Where the string "favicon" appears in a line of the data, show that line.

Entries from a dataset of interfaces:
»»
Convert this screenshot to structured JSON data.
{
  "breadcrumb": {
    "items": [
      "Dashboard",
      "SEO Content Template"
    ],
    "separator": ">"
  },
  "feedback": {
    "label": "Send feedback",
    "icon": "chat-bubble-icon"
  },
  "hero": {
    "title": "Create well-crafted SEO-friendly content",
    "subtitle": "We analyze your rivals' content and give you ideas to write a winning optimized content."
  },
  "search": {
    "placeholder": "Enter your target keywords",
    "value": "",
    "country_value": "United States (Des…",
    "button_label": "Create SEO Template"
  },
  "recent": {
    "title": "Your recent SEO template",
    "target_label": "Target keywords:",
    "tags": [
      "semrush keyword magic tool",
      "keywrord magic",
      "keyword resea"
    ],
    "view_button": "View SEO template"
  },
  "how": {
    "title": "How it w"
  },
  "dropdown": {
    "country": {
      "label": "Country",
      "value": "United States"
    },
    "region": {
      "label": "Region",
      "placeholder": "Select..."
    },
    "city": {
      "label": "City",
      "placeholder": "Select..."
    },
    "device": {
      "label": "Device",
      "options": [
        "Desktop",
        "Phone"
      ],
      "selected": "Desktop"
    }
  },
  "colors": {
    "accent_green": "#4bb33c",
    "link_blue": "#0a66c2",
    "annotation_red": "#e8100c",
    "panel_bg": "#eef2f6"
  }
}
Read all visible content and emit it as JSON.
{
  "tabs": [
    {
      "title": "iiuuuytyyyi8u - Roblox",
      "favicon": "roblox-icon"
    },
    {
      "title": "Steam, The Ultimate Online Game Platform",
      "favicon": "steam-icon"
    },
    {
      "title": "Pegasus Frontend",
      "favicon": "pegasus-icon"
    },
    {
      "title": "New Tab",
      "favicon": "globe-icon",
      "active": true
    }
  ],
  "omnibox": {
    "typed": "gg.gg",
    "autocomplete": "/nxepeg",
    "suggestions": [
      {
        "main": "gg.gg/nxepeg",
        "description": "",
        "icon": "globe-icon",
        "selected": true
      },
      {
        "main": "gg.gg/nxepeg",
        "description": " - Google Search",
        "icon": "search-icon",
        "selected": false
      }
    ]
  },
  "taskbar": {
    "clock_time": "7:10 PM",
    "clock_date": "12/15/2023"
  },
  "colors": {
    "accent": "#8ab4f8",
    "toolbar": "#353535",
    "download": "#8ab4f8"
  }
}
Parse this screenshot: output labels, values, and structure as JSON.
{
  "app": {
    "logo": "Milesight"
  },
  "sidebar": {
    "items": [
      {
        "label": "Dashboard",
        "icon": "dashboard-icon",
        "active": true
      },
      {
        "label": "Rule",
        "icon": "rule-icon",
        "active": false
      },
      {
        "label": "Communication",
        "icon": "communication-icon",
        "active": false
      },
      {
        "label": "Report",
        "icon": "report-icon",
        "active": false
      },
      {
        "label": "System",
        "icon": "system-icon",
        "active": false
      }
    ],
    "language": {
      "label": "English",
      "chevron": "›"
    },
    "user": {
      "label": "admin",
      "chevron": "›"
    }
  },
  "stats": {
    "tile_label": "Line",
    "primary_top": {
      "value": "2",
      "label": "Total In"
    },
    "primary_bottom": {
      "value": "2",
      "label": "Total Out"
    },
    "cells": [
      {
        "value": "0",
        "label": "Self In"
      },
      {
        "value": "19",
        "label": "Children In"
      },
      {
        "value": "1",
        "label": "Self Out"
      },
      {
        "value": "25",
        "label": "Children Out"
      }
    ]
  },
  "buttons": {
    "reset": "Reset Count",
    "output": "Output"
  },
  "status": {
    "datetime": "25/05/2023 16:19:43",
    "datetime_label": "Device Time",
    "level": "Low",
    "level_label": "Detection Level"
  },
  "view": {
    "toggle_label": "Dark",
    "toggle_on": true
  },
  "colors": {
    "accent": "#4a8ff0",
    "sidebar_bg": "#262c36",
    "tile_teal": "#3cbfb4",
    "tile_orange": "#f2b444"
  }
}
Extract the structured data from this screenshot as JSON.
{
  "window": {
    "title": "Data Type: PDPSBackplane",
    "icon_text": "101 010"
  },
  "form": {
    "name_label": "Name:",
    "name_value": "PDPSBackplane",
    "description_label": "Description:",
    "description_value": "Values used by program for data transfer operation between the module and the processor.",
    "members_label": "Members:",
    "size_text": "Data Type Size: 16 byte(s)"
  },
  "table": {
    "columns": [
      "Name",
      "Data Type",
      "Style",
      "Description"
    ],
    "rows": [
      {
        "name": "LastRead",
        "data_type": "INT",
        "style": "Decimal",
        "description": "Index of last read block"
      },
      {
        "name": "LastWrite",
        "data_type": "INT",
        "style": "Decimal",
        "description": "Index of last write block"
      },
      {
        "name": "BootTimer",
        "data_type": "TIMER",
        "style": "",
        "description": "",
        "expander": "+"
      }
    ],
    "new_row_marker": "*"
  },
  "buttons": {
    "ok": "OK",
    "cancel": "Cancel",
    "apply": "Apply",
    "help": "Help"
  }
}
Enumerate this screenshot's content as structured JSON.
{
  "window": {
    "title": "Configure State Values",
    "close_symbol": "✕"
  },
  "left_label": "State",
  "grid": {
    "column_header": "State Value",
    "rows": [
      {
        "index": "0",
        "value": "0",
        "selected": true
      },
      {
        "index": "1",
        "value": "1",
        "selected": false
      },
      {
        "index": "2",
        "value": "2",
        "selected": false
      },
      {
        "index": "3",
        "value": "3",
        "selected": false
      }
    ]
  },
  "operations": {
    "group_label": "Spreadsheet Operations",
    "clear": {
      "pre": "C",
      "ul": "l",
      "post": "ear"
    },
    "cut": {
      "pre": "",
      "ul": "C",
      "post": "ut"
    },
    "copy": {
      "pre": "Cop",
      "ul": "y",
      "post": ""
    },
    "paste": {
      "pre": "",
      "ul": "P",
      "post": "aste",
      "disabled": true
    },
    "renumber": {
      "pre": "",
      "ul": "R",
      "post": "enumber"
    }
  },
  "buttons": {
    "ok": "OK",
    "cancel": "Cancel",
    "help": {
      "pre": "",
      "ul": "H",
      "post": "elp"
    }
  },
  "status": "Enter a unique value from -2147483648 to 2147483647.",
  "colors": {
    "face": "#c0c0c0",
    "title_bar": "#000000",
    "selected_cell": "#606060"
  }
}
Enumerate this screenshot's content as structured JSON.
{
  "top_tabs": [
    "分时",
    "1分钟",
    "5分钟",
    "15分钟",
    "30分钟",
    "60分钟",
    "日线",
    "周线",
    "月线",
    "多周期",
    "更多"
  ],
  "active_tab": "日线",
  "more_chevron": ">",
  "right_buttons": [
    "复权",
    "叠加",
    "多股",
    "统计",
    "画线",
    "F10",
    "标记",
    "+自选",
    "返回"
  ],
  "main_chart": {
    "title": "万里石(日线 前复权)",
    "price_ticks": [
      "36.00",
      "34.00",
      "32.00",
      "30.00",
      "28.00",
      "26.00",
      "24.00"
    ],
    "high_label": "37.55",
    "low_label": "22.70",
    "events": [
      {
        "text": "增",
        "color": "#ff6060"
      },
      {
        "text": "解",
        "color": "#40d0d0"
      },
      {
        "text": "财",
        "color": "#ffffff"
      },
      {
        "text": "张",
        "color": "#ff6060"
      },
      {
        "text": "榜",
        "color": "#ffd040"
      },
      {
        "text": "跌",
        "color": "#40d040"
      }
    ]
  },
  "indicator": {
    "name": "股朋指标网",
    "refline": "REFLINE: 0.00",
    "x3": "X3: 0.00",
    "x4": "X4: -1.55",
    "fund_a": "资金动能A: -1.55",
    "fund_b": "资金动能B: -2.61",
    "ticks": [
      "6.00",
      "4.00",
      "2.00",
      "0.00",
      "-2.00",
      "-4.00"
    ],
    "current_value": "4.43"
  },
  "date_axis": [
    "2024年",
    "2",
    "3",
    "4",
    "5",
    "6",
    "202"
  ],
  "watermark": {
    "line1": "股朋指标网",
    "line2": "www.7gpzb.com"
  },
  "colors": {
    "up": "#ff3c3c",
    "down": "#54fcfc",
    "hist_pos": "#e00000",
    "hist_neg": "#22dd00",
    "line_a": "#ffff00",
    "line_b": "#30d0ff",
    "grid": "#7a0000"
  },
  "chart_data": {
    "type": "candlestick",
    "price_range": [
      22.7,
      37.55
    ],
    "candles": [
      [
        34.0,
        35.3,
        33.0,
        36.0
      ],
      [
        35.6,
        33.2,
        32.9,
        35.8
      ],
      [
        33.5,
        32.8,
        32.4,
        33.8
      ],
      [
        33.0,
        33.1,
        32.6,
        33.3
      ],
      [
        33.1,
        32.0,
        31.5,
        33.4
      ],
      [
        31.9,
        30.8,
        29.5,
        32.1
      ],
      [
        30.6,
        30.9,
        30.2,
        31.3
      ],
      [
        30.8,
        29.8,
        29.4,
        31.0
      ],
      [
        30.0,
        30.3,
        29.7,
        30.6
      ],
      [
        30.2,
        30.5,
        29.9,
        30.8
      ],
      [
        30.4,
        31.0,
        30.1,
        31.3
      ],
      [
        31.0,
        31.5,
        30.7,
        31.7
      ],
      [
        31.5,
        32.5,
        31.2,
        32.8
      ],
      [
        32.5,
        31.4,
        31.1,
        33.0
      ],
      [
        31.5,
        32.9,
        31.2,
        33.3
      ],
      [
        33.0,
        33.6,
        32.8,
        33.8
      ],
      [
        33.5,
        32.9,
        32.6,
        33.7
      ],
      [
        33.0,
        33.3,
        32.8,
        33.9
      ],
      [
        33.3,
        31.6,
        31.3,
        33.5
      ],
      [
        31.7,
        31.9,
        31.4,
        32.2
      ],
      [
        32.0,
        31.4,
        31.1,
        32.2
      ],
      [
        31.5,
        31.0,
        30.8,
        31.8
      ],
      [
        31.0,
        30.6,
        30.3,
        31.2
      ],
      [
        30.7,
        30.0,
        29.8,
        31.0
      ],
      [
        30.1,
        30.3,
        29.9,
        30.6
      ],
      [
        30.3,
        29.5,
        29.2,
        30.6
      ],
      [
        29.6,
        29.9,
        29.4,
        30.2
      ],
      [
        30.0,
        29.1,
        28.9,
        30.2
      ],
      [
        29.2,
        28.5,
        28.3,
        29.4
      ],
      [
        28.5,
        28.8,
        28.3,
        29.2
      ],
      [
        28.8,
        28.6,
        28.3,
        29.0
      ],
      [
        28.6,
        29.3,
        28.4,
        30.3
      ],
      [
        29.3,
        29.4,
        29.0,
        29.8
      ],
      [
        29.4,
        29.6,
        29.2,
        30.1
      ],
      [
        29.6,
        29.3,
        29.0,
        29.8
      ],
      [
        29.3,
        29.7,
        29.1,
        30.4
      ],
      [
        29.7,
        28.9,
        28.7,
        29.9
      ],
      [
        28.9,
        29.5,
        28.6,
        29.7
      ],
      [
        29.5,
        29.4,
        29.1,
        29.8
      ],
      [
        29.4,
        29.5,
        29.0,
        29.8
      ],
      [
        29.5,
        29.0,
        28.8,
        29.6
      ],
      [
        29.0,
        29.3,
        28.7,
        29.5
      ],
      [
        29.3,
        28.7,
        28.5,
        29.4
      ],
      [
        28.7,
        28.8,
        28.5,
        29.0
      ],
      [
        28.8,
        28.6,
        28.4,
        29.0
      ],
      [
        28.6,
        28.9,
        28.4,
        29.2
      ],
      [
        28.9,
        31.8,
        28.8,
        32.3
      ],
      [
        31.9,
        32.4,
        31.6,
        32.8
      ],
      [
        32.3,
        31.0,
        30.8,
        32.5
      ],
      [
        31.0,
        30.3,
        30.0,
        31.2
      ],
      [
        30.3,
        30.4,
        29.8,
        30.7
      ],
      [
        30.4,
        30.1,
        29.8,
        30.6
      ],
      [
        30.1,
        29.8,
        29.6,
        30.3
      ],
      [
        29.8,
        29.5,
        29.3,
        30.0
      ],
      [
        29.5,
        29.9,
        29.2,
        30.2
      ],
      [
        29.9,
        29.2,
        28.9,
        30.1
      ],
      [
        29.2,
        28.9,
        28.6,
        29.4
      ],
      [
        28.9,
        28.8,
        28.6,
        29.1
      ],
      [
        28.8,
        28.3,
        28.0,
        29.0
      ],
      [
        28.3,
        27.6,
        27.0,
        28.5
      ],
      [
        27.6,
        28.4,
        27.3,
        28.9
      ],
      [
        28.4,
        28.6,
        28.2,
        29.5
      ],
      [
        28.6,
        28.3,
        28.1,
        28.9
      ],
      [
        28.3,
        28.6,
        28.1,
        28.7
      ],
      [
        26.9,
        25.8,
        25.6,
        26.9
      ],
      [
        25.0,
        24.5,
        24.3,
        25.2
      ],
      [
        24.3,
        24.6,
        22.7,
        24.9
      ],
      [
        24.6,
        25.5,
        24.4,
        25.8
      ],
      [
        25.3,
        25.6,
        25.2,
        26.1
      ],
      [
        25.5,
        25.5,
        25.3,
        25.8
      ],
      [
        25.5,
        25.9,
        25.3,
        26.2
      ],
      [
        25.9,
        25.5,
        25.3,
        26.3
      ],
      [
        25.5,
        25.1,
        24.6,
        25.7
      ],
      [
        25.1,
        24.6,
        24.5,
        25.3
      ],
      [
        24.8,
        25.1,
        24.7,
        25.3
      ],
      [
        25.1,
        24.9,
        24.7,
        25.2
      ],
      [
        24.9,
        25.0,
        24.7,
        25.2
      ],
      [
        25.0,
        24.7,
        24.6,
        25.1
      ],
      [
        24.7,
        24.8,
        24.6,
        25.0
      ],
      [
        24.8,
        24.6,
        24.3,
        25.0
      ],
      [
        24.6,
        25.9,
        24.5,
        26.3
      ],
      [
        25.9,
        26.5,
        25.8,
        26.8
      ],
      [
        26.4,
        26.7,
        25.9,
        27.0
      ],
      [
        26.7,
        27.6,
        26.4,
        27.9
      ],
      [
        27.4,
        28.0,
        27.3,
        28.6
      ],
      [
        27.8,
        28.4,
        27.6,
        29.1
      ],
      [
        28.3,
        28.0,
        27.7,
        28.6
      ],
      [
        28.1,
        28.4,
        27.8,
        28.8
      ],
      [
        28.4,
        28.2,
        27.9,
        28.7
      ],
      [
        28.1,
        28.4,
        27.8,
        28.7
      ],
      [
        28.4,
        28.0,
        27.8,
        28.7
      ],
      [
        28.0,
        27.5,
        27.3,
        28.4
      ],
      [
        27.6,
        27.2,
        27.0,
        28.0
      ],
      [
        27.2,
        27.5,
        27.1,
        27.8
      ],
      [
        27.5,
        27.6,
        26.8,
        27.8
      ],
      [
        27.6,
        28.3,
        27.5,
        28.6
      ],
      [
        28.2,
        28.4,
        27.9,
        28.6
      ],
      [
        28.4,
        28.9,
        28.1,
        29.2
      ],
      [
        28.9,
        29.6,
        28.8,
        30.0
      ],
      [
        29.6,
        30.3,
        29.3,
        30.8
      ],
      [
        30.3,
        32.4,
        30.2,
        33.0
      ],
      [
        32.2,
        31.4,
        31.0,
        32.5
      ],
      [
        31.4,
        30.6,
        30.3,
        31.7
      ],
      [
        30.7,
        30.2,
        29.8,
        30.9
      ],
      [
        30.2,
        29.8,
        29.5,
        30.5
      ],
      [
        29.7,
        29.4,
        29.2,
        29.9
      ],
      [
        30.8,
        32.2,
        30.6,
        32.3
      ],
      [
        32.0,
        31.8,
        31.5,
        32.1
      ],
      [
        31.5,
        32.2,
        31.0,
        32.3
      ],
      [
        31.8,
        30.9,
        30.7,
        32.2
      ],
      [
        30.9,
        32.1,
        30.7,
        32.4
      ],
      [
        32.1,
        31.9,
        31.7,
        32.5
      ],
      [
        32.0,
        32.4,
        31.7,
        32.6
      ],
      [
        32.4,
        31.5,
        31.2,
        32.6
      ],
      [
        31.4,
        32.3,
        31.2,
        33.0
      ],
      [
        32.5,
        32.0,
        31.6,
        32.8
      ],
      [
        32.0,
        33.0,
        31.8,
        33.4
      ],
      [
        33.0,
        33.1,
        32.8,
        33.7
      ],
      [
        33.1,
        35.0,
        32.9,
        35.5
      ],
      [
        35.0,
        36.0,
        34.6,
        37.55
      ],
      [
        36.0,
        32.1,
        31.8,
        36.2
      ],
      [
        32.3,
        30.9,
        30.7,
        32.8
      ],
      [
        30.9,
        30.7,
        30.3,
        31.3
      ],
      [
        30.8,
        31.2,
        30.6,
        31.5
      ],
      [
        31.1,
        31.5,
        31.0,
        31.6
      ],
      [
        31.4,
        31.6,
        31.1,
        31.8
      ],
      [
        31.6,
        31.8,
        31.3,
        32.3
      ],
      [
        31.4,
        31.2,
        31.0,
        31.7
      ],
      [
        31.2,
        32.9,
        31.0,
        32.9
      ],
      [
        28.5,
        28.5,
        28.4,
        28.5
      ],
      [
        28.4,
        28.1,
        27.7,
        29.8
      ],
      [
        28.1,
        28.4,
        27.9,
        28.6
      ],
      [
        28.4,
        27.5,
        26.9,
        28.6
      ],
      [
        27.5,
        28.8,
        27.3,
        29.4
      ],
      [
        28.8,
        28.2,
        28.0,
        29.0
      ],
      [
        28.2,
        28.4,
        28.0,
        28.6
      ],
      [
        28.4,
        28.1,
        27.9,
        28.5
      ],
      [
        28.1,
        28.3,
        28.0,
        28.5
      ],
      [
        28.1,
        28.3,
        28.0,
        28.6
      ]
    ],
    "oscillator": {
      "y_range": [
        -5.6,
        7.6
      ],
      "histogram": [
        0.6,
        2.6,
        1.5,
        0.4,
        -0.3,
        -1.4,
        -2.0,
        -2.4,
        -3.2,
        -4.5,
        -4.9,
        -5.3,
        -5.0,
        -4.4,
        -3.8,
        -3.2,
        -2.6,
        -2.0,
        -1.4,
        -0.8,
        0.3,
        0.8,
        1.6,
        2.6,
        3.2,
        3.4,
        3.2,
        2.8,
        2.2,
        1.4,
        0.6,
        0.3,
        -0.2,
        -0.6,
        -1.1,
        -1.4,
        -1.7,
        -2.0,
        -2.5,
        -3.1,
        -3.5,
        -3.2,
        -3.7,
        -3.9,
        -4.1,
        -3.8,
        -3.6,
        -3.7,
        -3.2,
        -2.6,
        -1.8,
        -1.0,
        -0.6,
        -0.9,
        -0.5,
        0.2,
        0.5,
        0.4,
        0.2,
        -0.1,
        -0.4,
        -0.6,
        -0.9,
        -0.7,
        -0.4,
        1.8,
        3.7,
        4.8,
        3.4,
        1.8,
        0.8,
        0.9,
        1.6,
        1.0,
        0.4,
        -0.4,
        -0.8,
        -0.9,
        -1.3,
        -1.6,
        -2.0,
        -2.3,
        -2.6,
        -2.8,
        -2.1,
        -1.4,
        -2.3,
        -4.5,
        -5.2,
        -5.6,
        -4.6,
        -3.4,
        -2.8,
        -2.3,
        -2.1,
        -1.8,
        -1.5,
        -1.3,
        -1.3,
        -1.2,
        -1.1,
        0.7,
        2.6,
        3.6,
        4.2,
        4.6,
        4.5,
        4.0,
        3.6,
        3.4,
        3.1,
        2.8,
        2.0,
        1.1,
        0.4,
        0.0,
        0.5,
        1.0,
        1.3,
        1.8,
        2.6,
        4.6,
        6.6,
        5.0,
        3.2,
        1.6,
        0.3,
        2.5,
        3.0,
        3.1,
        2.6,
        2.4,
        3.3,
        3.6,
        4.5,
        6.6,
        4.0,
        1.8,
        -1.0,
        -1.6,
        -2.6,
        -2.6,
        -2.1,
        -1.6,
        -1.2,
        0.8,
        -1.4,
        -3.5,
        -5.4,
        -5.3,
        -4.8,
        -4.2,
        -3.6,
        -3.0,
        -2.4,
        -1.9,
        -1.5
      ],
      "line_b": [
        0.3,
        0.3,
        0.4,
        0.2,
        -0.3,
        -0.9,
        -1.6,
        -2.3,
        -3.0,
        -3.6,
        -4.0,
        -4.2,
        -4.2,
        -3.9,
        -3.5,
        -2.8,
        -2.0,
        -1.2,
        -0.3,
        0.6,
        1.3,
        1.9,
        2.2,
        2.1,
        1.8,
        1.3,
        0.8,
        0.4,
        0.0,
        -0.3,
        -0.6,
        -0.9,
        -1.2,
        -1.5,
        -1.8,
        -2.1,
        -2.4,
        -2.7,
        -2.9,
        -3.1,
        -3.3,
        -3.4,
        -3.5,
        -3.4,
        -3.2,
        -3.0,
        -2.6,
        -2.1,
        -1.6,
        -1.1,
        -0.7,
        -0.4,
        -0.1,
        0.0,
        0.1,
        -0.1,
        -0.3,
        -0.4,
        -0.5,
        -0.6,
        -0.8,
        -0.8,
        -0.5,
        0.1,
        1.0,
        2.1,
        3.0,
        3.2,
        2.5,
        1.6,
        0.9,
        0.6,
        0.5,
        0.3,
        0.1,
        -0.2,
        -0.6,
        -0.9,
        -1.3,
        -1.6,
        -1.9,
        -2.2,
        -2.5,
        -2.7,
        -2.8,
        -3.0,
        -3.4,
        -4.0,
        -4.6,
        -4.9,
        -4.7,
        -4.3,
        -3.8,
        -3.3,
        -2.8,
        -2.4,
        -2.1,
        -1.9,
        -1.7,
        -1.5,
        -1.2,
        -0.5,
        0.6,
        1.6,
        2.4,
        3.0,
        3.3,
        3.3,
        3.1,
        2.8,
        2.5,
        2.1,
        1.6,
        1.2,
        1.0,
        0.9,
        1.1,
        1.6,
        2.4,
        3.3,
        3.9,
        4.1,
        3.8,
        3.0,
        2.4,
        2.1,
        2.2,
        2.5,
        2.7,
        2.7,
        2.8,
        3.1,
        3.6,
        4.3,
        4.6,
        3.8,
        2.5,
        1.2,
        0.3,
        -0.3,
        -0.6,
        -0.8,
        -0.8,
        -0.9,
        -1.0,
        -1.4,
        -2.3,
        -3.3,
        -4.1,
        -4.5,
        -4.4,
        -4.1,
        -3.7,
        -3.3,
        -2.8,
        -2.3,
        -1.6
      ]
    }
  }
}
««
Written response:
      "favicon": "roblox-icon"
      "favicon": "steam-icon"
      "favicon": "pegasus-icon"
      "favicon": "globe-icon",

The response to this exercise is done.